5. THE IND-AUS ECTA ARRANGEMENT
THE THINGS THAT ARE OUT OF SCOPE
In a major gain for the Indian government under the ECTA, the government has excluded many sensitive products (29.8% of tariff lines) and kept them out of scope for any talks. These products include:
- Milk and dairy,
- Pistachio nuts,
- Sunflowers seed oil,
- Oil cake,
- Iron ore and
- Most medical devices.
THE 8 THINGS THAT WERE THE FOCUS OF THE AGREEMENT
1. TARIFF RATE CHANGES: India would immediately eliminate tariffs on 40% of its tariff lines which comprises 85% of Australia’s exports to India. Another 30.3% of its tariff lines would either see tariff elimination or reduction in tariffs over time spans of 3/5/7/10 years.

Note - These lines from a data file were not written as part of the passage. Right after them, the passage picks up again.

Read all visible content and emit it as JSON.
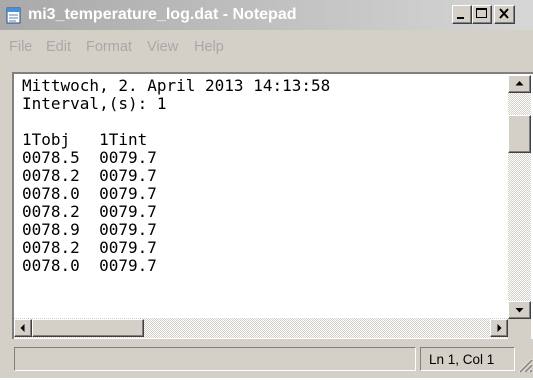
{
  "window": {
    "title": "mi3_temperature_log.dat - Notepad",
    "icon": "notepad-icon",
    "controls": [
      "minimize-icon",
      "maximize-icon",
      "close-icon"
    ]
  },
  "menu": {
    "items": [
      "File",
      "Edit",
      "Format",
      "View",
      "Help"
    ]
  },
  "document": {
    "lines": [
      "Mittwoch, 2. April 2013 14:13:58",
      "Interval,(s): 1",
      "",
      "1Tobj   1Tint",
      "0078.5  0079.7",
      "0078.2  0079.7",
      "0078.0  0079.7",
      "0078.2  0079.7",
      "0078.9  0079.7",
      "0078.2  0079.7",
      "0078.0  0079.7"
    ]
  },
  "statusbar": {
    "position": "Ln 1, Col 1"
  },
  "colors": {
    "titlebar": "#a9a9a9",
    "chrome": "#d4d0c8",
    "menu_text": "#a8a8a8"
  }
}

Australia is offering zero-duty access on 100% tariff lines from India. There will be zero duty on 96.4% value of Indian exports immediately (98% of tariff lines); that is, for these items, Indian exports will have immediate market access at zero duty from day one of the deal coming into force. All the major traditional Indian exports, such as textiles and apparel, select agriculture and marine products, leather, footwear, furniture, gems and jewellery, pharma and engineering products, etc, stand to gain immensely.
Photo: Paxels Pavel

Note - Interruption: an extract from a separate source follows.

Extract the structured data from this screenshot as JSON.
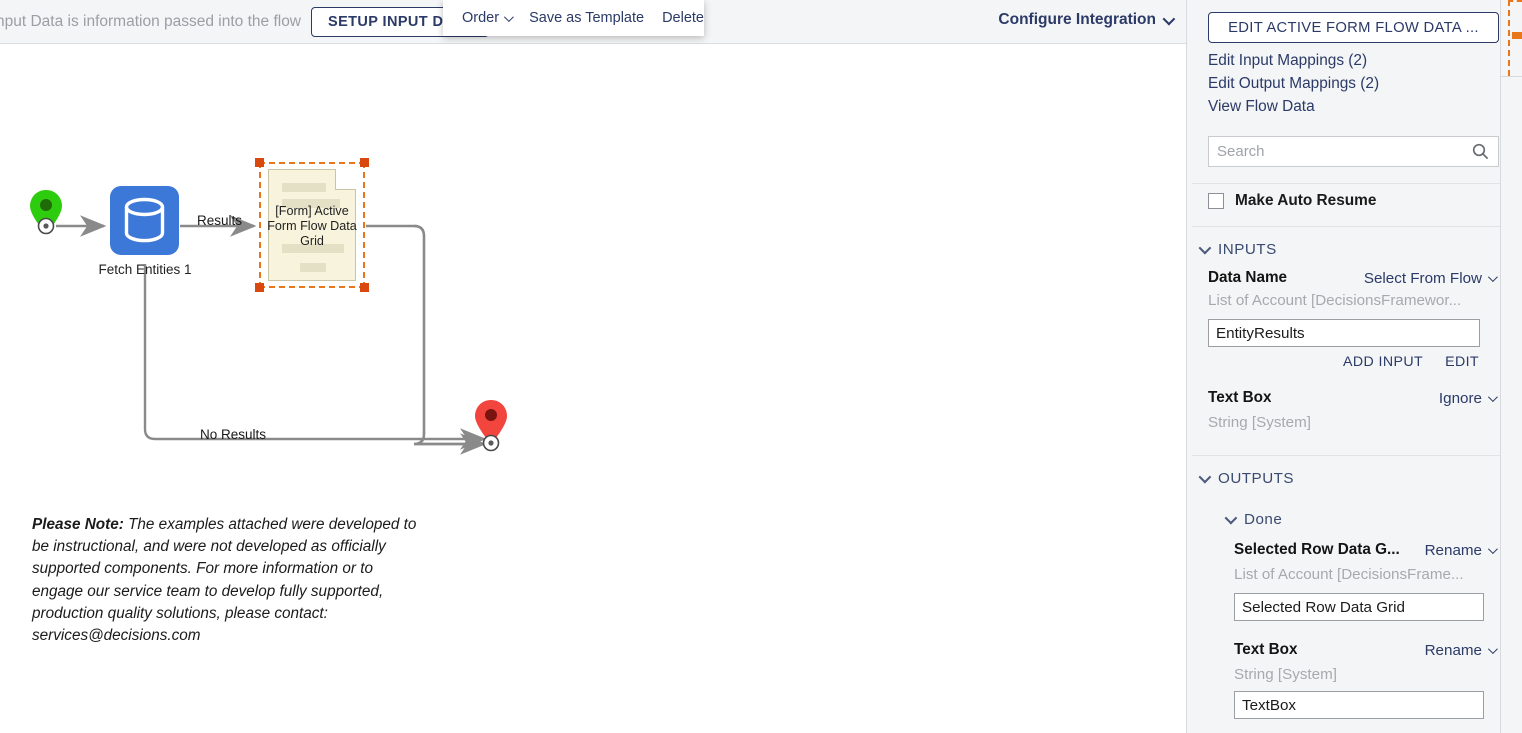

2. INDIA GETS CHEAPER RAW MATERIALS: Since Australia exports raw materials and intermediate items, many Indian industries like steel, aluminium, fabric, garments will get cheaper raw materials, which will make them competitive.
3. SERVICE SECTORS: The agreement allows an annual quota of 1,800 Indian traditional chefs and yoga teachers entering Australia as contractual service suppliers.
4. PHARMA: For the pharma sector, the agreement provides for fast-track approvals and fast-track quality assessment/inspections of manufacturing facilities.
5. WORK VISA: Over 1 lakh Indian students who have enrolled in various Australian courses will benefit from post-study work visa of 2-4 years on reciprocal basis. Work and holiday visa arrangements will be made available for eligible Indian graduates, post graduates and STEM (science, technology, engineering and mathematics) specialists.
There will be a pursuit of a mutual recognition agreement on professional qualifications, and an enhanced commitment on the movement of professionals as intra-corporate transferees.
6. WINE: India has agreed to reduce duties on Australian wine. Tariffs on shipments with a minimum import price of $5 per bottle will be reduced to 100% from 150% while duty on bottles costing $15 is being slashed to 75%.
7. DOUBLE TAXATION: Australia has changed its domestic tax laws, because of which Indian tech companies would no longer be required to pay taxes on offshore revenues in Australia. This will make them more competitive in the international market.
8. WHAT ELSE? Indian and Australian companies may be able to bid in each other's central government tenders as the bilateral Economic Cooperation and Trade Agreement (ECTA) provides for subsequent negotiations.